Seventy-nine year old Edith Bouvier Beale and her 56-year-old daughter Little Edie live in the remaining serviceable rooms of their decrepit East Hampton mansion, most of which has now been overrun by possums, cats and raccoons. Edith is aunt to Jacqueline Kennedy Onassis, widow of the assassinated president; Little Edie is Jackie's cousin. Mother and daughter have lived together in a dirty corner of their 28-room home for 25 years, during which time their relationship has taken on a perversely co-dependent, deeply eccentric aspect marked by both women's resentful conviction that the other has spoiled her life.
Surrounded by scrapbooks, photos and dusty mementos, the Bouviers' life in East Hampton is haunted by the past. Edith was a society singer before her husband left her for a younger woman. Little Edie had her time in the New York spotlight too, and was engaged to at least one millionaire. Then, depending on which side you believe, Little Edie was recalled to the family seat by her mother, who believed her daughter couldn't cope alone in the city. Or: Little Edie returned of her own volition because she believed her mother couldn't cope alone in East Hampton.
Now Little Edie is a childlike 56, and her conversation is a breathy mix of slightly surreal observations about her mother and animated non-sequitors. Waltzing through the ruined house singing her marching song, she dresses in a head scarf and a tight little skirt which she wears upside down. That way, she explains, she can whip it off if necessary and redeploy it as a cape. "When am I gonna get out of here?" wails Little Edie, who, like her mother, has barely left the grounds for years, and seems unlikely to make the break now. "I'll have to start drinking," says her Ma, bedridden but still sharp as bitter lemon. "You'll make a drunkard out of your own mother."
With two such unconventional and potentially fragile subjects, the film is open to accusations of exploitation, yet not once do the Maysles smirk at their subjects. Indeed, for flamboyant Little Edie, once so beautiful and so frustrated in her attempts to make it on the stage, the camera becomes a treasured companion, and as the film evolves the Maysles become her confidantes and private audience.

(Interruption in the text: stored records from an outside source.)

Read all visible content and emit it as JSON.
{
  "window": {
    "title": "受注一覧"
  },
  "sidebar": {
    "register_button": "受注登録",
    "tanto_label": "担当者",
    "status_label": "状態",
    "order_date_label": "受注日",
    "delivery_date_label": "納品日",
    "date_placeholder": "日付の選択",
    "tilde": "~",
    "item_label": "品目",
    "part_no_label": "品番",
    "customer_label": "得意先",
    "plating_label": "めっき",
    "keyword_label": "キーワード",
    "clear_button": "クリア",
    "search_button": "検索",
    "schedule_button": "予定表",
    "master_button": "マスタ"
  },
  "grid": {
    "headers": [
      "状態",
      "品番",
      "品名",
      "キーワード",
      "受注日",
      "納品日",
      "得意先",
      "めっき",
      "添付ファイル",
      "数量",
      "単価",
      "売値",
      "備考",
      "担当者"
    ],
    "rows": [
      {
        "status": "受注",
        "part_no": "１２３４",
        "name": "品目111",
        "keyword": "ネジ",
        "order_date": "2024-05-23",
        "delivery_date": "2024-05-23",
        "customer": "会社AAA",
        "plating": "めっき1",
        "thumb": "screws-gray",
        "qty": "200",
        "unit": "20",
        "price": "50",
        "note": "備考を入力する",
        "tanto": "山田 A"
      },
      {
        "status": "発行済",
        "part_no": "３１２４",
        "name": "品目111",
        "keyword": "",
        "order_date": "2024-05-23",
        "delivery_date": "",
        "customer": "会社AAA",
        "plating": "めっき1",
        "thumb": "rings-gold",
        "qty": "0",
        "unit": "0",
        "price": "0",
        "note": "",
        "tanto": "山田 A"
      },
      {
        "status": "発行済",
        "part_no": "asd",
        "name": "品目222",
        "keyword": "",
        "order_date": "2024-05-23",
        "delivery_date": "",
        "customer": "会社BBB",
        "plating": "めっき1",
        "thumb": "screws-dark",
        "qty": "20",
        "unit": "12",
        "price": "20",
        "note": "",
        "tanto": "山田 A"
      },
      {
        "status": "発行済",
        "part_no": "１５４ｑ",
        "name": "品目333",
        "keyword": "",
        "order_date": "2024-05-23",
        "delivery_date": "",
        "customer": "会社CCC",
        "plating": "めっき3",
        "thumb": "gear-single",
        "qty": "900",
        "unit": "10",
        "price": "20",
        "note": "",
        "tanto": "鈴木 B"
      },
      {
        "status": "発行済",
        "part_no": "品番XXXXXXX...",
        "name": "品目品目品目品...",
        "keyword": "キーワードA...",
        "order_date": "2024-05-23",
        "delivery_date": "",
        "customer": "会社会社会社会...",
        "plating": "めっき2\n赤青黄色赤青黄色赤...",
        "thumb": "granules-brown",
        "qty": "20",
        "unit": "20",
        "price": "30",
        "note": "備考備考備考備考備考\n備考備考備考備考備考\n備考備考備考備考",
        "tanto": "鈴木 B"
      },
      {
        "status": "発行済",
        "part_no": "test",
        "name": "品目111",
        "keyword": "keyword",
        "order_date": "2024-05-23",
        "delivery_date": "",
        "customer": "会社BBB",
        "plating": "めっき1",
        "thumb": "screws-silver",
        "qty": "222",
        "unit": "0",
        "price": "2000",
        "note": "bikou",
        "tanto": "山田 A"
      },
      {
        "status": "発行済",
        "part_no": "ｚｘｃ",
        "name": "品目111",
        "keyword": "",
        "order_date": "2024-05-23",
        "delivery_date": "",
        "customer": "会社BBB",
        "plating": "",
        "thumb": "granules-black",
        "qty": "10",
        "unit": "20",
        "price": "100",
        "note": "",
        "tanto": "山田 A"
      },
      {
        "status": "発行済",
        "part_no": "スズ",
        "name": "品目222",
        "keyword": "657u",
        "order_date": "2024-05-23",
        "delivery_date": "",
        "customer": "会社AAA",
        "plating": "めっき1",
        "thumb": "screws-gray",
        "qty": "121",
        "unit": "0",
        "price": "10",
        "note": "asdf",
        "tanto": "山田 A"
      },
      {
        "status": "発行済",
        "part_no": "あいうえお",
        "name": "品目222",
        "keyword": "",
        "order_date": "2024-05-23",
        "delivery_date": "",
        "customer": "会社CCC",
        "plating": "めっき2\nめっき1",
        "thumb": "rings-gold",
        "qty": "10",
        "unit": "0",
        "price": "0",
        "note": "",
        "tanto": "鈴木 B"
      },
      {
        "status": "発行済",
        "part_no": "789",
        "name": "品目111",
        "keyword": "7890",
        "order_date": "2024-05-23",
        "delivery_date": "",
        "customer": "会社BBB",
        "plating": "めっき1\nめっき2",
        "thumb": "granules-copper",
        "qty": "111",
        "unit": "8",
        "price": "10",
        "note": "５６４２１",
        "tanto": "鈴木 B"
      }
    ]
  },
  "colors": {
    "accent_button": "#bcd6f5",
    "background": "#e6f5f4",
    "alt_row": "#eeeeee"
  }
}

Unlike their previous films, the directors themselves are unavoidably present in Grey Gardens, and the Bouviers seem grateful for the company. "David, where have you been all my life?" sings Little Edie to the director at one point. In an addition to the Criterion Collection DVD, Edie confesses over the phone to David Maysles what's fleetingly apparent here: that for over 30 years she's been a little bit in love with him.
While Grey Gardens never laughs at the Bouviers, it does acknowledge the whiff of kitsch that hangs over the house. In 2006 the film inspired a Broadway musical. In 2007 Drew Barrymore and Jessica Lange are slated to star in a filmed adaptation, but no amount of artifice can match the febrile atmosphere or the filthy living conditions which the Maysles found in 1973, or the lightness of touch they grant the Bouviers' story.
Grey Gardens is a fascinating portrait of two ailing ladies whose blood will always be blue. It's a bittersweet portrait of Little Edie, so buoyant in the face of disappointment. But most of all it's a lingering film about family ties, which for the Bouviers are as tight as a tourniquet, with all which that implies.